Today was the first day in Georgetown. We woke up in bunk beds in small but cozy rooms. We had breakfast that consisted of toast with jam and butter, and a piece of watermelon. After breakfast we went out to rent bikes. The weather forecast wasn’t too bright but we went out anyway. Around 10:00 we lost our way to the bike rental shop and this wouldn’t be the last time that we were lost this day… When we arrived at the rental shop we all got different kinds of bikes: mountain bikes, racing bikes and even a tandem bicycle. It seemed that here in Malaysia the traffic rules do not apply, the scooters overtake car drivers at either side, the trishaws ignore the red lights and the cars are constantly honking. We as a group of 30 bicycles went on the road, with speed limits up to 70 km/h. There were a sort of bicycle lanes: the side of the road. After a few minutes, at 10:20, we had taken a wrong turn and the whole group had to make a u-turn crossing a busy 3 lane road. We were lost at 10:28, 11:11 and a few times more, but I’ll save you the details. It was getting cloudy and the temperature dropped. Smell of fish and other food filled the air when we rode past the stalls of a local market. We arrived at the temple and couldn’t find the main entrance so Willem asked a local guy for directions. The guy pulled a gun out and said something. In a hurry the whole group went on its way again. We entered the temple through a souvenir shop, at this time it started to rain heavily. The temple was built on a hill and we went up in a cable lift. As we stepped outside the odor of incense filled up the air. A giant statue of Kuanyn, goddess of mercy was resting on a large platform. There were big wooden and golden statues of Buddha in big decorated halls. Later on we went to the pagoda, the tallest part of the temple, 30 meters high and built in 1930. Because of the rain we decided to cancel the rest of the bicycle tour. We went to a vegetarian restaurant located at the bottom of the temple. It was nice food for a vegetarian restaurant, we had no idea what the food consisted off but it tasted nice. We had to wear the special study tour shirts, so like real Dutch students we changed clothes in the middle of the restaurant and on top of that Tom opened his backpack and took out a bottle of rum.

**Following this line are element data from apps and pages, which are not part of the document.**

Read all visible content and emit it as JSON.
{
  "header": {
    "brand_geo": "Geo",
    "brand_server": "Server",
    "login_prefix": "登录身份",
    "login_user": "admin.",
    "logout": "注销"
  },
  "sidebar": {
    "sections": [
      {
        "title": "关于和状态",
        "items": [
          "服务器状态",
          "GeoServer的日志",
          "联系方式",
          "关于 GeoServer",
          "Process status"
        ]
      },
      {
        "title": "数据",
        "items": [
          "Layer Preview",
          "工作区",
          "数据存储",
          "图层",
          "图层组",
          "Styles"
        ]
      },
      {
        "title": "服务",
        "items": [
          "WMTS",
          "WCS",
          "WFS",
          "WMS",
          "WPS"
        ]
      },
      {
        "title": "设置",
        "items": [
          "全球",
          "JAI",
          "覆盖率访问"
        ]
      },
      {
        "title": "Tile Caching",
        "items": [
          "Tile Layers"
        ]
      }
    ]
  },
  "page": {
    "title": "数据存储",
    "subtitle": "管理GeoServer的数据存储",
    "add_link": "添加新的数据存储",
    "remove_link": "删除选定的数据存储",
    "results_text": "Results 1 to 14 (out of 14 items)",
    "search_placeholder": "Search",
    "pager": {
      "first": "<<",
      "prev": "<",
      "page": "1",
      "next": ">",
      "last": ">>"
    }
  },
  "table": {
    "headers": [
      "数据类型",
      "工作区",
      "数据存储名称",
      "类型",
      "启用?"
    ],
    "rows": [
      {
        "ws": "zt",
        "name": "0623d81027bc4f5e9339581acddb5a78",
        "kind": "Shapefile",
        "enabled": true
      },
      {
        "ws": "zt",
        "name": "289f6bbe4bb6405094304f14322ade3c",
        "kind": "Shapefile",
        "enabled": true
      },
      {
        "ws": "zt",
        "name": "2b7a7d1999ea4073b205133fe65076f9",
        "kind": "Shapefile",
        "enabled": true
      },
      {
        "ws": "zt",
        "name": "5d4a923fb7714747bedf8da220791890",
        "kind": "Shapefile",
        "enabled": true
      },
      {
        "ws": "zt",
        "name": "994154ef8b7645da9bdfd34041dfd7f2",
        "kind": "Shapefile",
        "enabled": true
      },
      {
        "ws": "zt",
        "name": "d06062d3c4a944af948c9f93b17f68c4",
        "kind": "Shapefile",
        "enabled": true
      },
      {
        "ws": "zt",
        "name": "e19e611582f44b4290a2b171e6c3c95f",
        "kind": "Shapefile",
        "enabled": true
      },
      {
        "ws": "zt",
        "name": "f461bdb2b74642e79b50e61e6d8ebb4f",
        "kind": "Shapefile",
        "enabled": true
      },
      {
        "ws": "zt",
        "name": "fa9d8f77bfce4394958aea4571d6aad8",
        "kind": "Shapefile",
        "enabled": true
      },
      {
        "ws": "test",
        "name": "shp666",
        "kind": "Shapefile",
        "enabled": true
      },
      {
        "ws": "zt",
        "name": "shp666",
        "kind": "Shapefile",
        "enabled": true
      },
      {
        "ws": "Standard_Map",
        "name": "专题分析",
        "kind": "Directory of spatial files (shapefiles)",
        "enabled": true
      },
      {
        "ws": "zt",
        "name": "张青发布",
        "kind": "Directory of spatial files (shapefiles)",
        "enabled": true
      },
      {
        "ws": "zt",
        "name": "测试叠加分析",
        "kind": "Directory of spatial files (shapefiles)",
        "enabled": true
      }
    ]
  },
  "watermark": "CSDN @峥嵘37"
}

He said: “I need to drink some courage before I go on that road again”. The initial idea was to visit a mosque, but as mentioned earlier, this was cancelled because of the rain and at this time, 14:30, it was too late to ride 24 kilometers and back. When we left the temple the rain stopped. After a few kilometers of biking we stopped, I rode a few hundred meters ahead and talked to a local guy sweeping the court yard in front of a Hindu temple. The gate was closed, after a while he offered to open the gate for us. He explained what the statues resembled. We took a group picture and went on our way again. Cars were honking and waving at us. We circled along the shore where large hotels rose from the ground. Clearly this was the rich part of Georgetown. At this time it was rush hour, the crazy traffic of before was even worse, cross sections were jammed and traffic lights only seemed to serve as decoration along the road. We returned the bikes at 16:45. We went to Peranakan Mansion, an old Chinese colonial mansion, turned into a jewelry museum. The museum was guarded by an armed guard. The tour guide showed us all kind of interesting stuff and told about the culture. There was an opium bed where women and men went to smoke opium. There were golden toothpicks and a lot of shiny golden artifacts. Three colors of dresses were hanging on the wall. If someone passed away, it was tradition to mourn for three years. The first year they wore black, the second year blue and the third year green. During this period no one could marry. If a girl wasn’t married she had to stay inside 364 days a year to learn skills for her future husband. Only the day of Chinese New Year she could come outside. Also if there were bats in the house it meant good fortune. There were a lot of rooms: the dining room, the kitchen, the ancestor temple, the bedrooms and a lot of other rooms filled with art. If a man married to a girl who wasn’t a virgin anymore she could be returned to her family. It was an exhausting day, but overall it was a day with a lot of new experiences and a taste of a foreign culture.

Ruben Marteijn